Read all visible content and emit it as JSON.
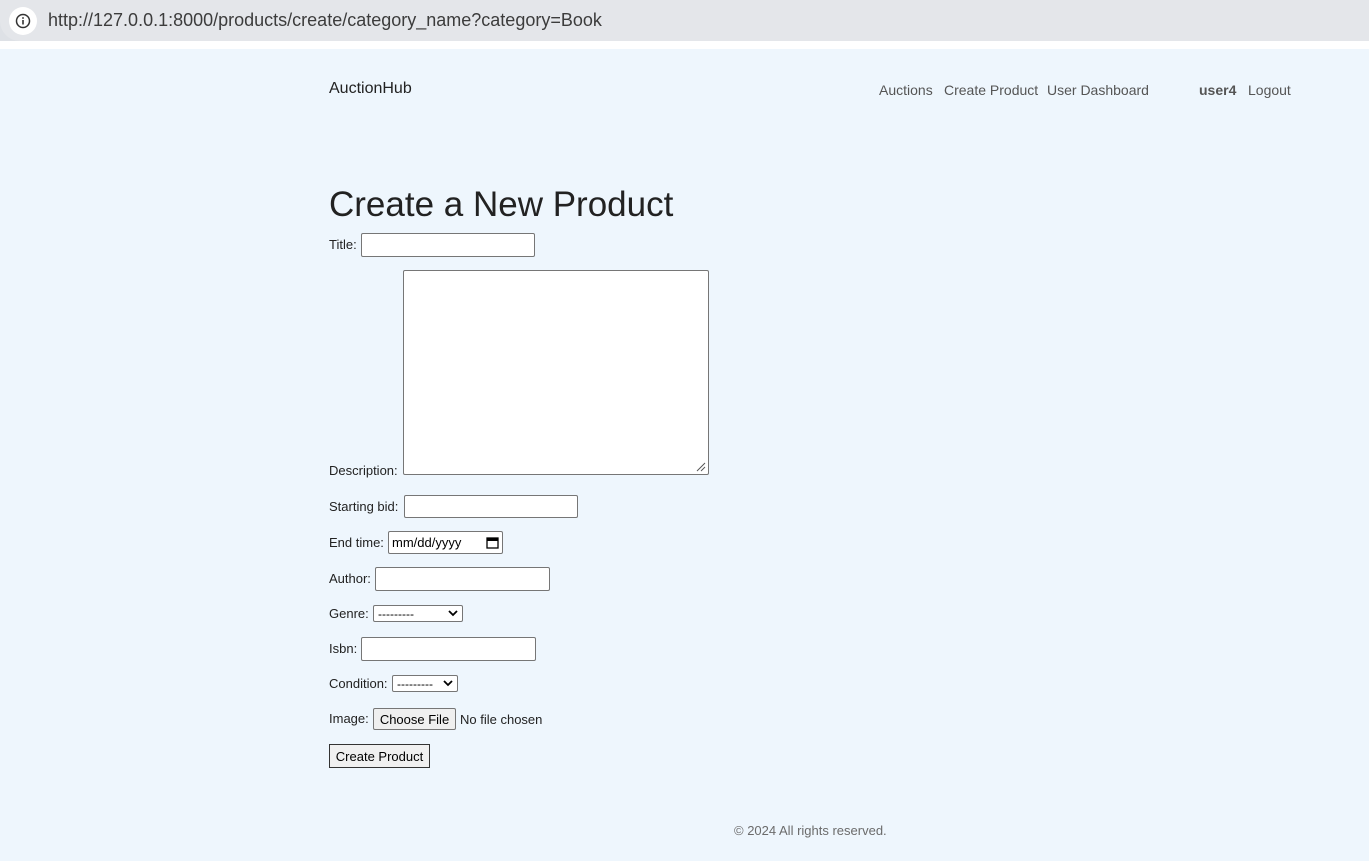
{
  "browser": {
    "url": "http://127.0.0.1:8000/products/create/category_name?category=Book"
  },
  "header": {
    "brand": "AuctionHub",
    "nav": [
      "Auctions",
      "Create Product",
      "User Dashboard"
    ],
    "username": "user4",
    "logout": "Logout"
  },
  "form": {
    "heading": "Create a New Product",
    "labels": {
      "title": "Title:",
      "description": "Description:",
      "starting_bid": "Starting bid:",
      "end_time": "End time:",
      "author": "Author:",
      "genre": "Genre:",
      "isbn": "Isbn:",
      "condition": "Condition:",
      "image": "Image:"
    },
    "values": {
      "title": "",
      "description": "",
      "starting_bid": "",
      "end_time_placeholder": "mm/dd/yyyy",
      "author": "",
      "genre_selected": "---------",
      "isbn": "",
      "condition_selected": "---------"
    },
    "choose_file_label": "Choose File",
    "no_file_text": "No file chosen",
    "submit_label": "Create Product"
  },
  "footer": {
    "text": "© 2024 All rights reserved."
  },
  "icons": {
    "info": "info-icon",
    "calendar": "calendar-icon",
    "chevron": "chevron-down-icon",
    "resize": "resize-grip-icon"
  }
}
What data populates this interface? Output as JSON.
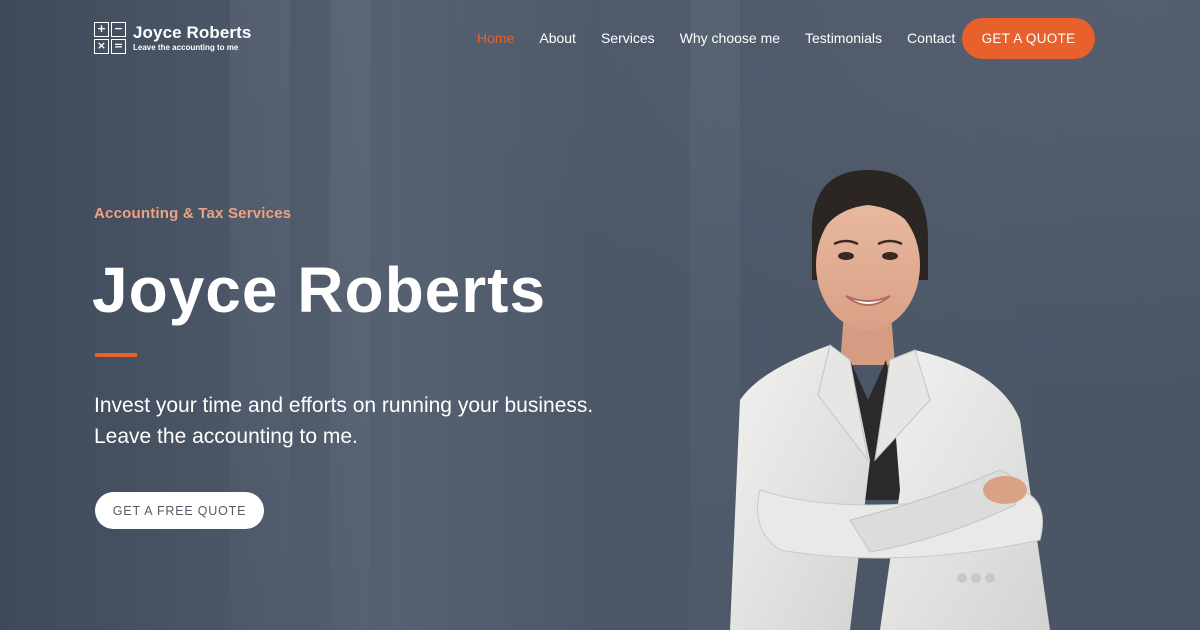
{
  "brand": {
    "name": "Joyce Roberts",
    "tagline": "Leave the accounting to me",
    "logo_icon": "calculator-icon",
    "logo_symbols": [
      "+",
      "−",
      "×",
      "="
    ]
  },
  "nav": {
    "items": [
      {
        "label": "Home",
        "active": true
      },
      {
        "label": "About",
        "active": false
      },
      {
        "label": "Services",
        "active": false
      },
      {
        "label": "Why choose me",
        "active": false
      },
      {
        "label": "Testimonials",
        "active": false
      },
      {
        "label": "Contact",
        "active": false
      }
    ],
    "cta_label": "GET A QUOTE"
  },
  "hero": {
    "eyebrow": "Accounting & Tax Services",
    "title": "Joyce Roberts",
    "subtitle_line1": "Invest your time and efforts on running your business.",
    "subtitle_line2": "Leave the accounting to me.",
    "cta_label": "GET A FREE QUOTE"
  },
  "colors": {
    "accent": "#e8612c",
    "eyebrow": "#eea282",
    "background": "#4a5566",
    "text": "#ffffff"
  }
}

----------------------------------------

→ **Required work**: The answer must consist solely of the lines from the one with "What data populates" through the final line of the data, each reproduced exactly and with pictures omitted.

→ **Written answer**:
What data populates this interface? Output as JSON.
{
  "brand": {
    "name": "Joyce Roberts",
    "tagline": "Leave the accounting to me",
    "logo_icon": "calculator-icon",
    "logo_symbols": [
      "+",
      "−",
      "×",
      "="
    ]
  },
  "nav": {
    "items": [
      {
        "label": "Home",
        "active": true
      },
      {
        "label": "About",
        "active": false
      },
      {
        "label": "Services",
        "active": false
      },
      {
        "label": "Why choose me",
        "active": false
      },
      {
        "label": "Testimonials",
        "active": false
      },
      {
        "label": "Contact",
        "active": false
      }
    ],
    "cta_label": "GET A QUOTE"
  },
  "hero": {
    "eyebrow": "Accounting & Tax Services",
    "title": "Joyce Roberts",
    "subtitle_line1": "Invest your time and efforts on running your business.",
    "subtitle_line2": "Leave the accounting to me.",
    "cta_label": "GET A FREE QUOTE"
  },
  "colors": {
    "accent": "#e8612c",
    "eyebrow": "#eea282",
    "background": "#4a5566",
    "text": "#ffffff"
  }
}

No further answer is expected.